With as-a-service infatuation showing no signs of slowing down in 2018, Australian businesses are craving new ways to consume technology.
Step forward Sliced Tech, capitalising on increased adoption through a tailored approach to services.
“Customers are looking to tailor services to their requirements rather than fit into commoditised offerings,” Sliced Tech CEO, Jason McClure, said.
With a rich pedigree in delivering customer outcomes, spanning public, private and hybrid cloud platforms, the managed service provider (MSP) aims to leverage long-standing market expertise in a bid to drive further growth in 2018.
“We’re unique in that we tailor services for our customers efficiently and have a strong track record with many reference customers,” McClure added. “If we didn’t tailor our offerings we wouldn’t be able to differentiate ourselves.”
McClure said Sliced Tech — which was founded in 2011 — goes deep within the business of a customer to understand specific requirements, before aligning offerings capable of meeting end- user requirements.
“For example, whilst we broker Microsoft Office 365, which is a great product, it doesn’t always address every customer requirement,” McClure explained. “Which is why we offer alternative services that are tailored to the specific needs of our customer segment.”
Sliced Tech’s focus comes amidst an onslaught of as-a-service activity across Australia, as businesses pursue new consumption models within IT environments.
“A lot of our customers are seeking to consume desktop as-a-service and their data centre being delivered as-a- service,” McClure added.
But as explained by McClure, customers are moving more towards software-as-a-service (SaaS) and platform-as-a-service (PaaS) offerings, rather than consuming only infrastructure-as-a-service (SaaS).
“Customers are looking for support in the transformation but they still want to feel that they have control, as they are going to be held accountable internally by the business,” McClure said. “They are often seeking to adopt point solutions from different providers rather than undertaking single organisation-wide IT contracts.”
During the past seven years, McClure said the business has ensured that the core foundations of the company remain in place, providing a platform to keep evolving through services and customer engagement.
A key indicator of such evolution is through the cloud, with the MSP extending management portal capabilities to public cloud providers such as Microsoft Azure, enabling customers to orchestrate across different platforms.
“We’ve also been at the forefront of delivering Hadoop-based big data and business intelligence platforms as-a-service to government,” McClure added. “We cannot afford to stop taking on new challenges as it is a pre-requisite for our growth.
“But we are careful to manage the challenges and only take them to market when we are confident that we can deliver them to the standard we want to be held to.”
When selling to government, McClure said MSPs have “a lot more” process to follow, with sales cycles becoming more formalised as a result.
“We often have more flexibility and agility in our sales processes with commercial customers but that can also lead to commercial customers not being as sure on what they are getting when they start out,” he added.
“Commercial sales tend to be more business outcomes focused whilst government sales tend to be more requirements focused.
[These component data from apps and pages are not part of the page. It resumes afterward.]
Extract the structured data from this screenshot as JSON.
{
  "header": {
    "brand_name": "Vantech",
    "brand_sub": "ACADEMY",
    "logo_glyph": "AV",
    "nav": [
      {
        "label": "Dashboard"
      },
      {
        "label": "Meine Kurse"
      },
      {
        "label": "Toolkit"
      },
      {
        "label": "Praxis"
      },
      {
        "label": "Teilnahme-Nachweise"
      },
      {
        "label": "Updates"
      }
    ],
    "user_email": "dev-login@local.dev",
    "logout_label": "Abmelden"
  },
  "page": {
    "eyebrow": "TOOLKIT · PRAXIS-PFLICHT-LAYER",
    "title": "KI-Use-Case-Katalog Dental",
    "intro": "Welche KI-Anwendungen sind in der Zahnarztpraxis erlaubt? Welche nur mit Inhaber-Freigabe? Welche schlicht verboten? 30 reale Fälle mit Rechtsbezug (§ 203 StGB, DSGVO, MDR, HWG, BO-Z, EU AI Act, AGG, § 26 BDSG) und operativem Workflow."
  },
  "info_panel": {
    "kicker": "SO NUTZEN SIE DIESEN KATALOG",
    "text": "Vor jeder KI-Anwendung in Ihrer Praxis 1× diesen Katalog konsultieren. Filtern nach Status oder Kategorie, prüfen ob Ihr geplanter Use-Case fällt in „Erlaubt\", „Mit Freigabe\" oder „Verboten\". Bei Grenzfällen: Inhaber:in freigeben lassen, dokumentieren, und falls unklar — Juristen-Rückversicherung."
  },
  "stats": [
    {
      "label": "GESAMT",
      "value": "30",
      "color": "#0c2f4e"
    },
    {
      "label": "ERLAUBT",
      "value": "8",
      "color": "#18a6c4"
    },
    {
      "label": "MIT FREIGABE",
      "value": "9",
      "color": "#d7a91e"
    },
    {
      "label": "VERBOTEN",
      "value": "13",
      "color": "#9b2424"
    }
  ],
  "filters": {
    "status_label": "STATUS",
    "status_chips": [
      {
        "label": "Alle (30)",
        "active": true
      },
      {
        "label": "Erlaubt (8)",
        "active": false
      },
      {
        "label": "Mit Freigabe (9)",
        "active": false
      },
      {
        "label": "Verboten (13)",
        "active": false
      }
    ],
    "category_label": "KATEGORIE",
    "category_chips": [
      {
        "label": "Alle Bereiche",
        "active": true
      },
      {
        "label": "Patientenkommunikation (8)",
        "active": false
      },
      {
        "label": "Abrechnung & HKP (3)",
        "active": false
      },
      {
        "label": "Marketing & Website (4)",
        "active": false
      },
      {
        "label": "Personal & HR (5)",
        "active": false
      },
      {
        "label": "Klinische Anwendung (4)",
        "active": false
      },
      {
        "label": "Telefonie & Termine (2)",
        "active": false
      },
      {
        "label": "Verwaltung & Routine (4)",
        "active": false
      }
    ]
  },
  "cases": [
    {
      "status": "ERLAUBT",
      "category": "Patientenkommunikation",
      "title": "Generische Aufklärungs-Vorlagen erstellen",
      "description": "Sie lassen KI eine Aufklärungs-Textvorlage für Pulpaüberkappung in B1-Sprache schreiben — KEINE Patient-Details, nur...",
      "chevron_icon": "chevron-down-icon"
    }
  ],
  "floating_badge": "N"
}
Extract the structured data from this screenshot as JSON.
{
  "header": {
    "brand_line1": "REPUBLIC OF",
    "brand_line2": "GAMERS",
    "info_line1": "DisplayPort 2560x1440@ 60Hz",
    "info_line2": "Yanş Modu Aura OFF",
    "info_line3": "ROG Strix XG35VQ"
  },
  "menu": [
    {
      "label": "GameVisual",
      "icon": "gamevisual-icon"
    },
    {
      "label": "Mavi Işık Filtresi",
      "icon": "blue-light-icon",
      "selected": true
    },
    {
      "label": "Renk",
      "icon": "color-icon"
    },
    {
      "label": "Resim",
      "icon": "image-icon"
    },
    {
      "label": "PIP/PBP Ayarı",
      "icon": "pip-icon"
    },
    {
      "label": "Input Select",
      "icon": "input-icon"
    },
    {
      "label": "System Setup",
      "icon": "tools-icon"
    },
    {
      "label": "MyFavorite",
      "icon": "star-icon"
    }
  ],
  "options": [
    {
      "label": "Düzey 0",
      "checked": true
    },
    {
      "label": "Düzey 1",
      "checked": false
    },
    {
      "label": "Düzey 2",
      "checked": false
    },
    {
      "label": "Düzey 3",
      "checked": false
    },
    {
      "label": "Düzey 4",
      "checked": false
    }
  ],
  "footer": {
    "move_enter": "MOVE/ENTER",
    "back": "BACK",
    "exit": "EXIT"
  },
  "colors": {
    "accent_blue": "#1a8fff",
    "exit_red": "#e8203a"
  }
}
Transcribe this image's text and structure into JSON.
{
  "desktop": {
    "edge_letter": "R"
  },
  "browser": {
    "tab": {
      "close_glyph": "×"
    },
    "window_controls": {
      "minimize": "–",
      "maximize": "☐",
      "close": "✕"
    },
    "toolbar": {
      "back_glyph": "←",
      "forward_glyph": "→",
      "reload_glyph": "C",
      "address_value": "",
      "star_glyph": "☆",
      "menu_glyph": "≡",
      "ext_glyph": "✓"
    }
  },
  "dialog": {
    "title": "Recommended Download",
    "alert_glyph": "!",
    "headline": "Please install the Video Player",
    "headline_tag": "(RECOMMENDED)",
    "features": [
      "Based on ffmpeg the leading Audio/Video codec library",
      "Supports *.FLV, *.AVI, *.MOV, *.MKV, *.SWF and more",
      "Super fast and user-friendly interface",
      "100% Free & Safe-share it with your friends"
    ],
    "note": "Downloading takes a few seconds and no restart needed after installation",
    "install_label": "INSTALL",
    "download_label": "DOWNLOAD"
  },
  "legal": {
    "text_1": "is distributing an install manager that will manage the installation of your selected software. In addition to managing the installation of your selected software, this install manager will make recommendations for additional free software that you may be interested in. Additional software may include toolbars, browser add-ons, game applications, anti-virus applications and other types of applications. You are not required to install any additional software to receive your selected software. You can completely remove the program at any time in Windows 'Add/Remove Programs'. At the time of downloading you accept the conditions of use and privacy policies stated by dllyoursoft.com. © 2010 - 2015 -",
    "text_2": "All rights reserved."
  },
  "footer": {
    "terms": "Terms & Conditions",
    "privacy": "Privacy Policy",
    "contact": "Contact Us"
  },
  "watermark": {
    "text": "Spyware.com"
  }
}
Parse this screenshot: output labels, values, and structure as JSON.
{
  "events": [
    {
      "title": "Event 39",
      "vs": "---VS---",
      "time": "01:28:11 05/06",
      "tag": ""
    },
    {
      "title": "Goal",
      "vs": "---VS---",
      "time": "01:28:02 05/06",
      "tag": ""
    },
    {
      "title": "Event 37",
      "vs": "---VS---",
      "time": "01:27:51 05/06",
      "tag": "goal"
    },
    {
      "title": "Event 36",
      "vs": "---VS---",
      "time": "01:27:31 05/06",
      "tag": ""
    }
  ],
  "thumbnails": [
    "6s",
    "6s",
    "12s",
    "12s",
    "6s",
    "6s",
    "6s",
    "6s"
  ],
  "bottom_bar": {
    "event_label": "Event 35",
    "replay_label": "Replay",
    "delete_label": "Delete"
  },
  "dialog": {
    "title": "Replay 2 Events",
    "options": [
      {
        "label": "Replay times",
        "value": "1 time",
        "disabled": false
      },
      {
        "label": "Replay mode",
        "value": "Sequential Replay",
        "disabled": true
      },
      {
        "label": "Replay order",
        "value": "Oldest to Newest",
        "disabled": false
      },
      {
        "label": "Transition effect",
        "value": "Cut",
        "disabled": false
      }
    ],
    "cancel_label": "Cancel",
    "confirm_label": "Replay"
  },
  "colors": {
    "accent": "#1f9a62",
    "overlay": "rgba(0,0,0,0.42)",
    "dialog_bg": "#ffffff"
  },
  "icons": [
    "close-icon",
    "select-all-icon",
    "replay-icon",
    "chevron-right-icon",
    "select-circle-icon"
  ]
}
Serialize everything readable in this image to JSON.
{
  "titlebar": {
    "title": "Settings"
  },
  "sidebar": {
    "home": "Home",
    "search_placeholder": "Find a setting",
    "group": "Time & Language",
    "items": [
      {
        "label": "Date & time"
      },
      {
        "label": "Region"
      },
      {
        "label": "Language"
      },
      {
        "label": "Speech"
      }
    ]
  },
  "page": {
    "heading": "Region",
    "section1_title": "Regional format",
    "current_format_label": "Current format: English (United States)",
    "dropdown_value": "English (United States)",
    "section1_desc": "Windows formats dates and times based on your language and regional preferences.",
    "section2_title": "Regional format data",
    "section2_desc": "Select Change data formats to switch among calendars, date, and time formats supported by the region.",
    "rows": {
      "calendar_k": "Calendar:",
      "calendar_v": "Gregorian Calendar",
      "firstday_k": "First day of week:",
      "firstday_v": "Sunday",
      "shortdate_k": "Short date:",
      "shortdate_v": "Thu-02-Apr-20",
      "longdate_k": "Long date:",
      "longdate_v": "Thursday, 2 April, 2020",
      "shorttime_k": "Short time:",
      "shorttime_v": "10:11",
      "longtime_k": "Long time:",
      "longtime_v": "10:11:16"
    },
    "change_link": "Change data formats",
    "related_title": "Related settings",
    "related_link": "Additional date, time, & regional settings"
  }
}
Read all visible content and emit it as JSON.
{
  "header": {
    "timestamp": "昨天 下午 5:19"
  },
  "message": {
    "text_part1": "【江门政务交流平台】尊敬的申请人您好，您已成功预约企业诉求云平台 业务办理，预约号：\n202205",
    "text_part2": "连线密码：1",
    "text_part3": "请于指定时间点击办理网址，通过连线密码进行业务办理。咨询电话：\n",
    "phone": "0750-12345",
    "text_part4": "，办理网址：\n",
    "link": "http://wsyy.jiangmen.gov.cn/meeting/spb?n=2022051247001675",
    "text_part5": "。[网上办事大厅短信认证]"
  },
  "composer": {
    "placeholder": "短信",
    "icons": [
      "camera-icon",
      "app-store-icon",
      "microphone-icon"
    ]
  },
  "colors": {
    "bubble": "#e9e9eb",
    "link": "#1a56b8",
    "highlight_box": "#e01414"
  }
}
This is appropriate as government customers tend to have higher compliance hurdles to ensure they meet.”
In looking ahead, McClure said Sliced Tech will focus on continuing the growth of direct and indirect business through Australian Government customers, alongside embarking on a nationwide expansion through Queensland and New South Wales (NSW).